provided that the resulting filled band overlaps with an empty band. This
scenario is shown in b). No conduction is expected for scenario d) where
a completely filled band is separated from the next higher empty band
by a larger energy gap. Such materials behave as insulators. Finally
scenario c) depicts the situation in a semiconductor. The completely
filled band is now close to the next higher empty band so that electrons
can make it into the next higher band yielding an almost full band below
an almost empty band. We will call the almost full band the valence
since it is occupied by valence electrons and the almost empty band
will be called the conduction band as electrons are free to move in
this band and contribute to the conduction of the material.
22.214.171.124 Energy bands of semiconductors
As semiconductors are of primary interest in this text, we now introduce
a simplified energy band diagram for semiconductors and define some key
parameters. The diagram is shown in the figure below:
Fig.2.2.11 A simplified energy band diagram used to
describe semiconductors. Shown are the valence and conduction band
as indicated by the valence band edge Ev and the conduction
band edge Ec. The vacuum level,
EVACUUM and the electron
are also indicated on the figure.
The diagram identifies the almost-empty conduction band simply by
a line which indicates the bottom of the conduction band and is
labeled Ec. Similarly the top of the valence band is indicated with
a line labeled Ev.The energy band gap is between the two lines which
are separated by the bandgap energy Eg. The distance between the
conduction band edge Ec and the energy of a free electron (called
the vacuum level labeled Evacuum) is
quantified by the electron affinity, c
multiplied with the
electronic charge q.
Note: The actual bandstructures of semiconductors is more complex than
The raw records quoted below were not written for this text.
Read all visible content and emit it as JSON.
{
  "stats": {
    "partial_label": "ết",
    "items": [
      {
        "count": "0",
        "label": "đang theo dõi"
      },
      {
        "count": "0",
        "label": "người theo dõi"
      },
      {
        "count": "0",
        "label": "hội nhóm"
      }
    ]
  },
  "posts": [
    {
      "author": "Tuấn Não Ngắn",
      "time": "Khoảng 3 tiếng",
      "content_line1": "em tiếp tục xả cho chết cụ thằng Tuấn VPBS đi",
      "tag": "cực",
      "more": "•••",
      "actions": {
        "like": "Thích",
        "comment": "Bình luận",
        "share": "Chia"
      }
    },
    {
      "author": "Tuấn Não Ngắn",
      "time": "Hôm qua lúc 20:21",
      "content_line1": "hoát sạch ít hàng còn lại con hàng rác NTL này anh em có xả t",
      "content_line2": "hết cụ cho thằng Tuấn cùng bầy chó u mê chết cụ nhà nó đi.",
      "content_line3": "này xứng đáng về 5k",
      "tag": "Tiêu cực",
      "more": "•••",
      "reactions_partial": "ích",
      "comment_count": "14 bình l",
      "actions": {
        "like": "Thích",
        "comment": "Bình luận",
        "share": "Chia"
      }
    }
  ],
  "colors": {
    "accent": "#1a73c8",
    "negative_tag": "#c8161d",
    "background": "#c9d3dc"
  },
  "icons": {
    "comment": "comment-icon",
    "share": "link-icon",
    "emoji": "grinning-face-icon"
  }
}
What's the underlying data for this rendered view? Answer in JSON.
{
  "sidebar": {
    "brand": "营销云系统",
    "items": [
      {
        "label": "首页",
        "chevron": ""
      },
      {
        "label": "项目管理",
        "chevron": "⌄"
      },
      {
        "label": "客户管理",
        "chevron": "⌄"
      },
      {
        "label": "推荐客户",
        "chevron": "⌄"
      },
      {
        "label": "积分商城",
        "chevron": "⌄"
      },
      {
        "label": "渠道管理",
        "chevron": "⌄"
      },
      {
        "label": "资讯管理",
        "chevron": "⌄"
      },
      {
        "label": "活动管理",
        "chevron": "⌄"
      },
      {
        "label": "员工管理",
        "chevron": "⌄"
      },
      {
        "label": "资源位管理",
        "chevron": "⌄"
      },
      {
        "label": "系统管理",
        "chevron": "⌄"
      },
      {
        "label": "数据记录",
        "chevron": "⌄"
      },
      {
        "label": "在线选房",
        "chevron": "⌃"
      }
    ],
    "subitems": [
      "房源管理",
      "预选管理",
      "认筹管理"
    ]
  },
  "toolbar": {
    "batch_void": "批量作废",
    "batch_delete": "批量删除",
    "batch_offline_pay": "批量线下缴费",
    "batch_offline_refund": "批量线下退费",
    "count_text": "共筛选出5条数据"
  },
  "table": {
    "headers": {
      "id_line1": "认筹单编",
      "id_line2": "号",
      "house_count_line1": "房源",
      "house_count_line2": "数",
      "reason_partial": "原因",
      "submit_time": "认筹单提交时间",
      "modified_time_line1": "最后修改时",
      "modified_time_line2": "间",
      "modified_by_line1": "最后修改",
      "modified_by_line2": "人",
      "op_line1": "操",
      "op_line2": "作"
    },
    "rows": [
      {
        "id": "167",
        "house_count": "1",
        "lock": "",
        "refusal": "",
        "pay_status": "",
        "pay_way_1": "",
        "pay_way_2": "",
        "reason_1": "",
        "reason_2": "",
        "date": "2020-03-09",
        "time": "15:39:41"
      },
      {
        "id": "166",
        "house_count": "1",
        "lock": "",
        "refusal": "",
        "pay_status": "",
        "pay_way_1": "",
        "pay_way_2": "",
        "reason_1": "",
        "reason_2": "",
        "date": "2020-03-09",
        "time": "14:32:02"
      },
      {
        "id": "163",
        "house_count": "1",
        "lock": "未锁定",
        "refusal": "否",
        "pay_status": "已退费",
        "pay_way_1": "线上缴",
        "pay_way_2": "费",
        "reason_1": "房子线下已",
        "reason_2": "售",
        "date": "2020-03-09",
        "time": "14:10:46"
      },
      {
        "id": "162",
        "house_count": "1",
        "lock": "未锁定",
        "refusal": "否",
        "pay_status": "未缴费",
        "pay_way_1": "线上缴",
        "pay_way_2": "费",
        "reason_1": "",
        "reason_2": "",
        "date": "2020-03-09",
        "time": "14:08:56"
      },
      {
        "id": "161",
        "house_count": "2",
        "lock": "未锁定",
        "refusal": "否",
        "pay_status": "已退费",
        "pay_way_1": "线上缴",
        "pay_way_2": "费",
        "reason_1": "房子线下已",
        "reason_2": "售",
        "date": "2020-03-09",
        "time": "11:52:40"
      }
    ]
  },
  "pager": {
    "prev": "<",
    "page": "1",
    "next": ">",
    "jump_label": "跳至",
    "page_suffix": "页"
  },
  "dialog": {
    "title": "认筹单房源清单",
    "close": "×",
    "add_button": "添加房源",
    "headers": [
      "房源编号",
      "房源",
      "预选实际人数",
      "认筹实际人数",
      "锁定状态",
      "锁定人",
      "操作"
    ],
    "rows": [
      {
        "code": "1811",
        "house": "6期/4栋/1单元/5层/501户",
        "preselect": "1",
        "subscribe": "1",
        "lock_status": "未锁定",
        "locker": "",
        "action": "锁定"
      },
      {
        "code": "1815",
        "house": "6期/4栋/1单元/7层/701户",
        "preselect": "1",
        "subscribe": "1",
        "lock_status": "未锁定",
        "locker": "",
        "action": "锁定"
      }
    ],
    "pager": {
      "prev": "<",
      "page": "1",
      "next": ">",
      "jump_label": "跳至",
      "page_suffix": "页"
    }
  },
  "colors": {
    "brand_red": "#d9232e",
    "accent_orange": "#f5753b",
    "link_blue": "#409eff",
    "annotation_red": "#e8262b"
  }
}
the reader is lead to believe by the discussion above. More details regarding the
bandstructure of germanium, silicon and gallium arsenide together with
the effective masses for the different bands can be found in section
126.96.36.199 Effective mass of electrons and holes in semiconductors
© Bart J. Van Zeghbroeck, 1996, 1997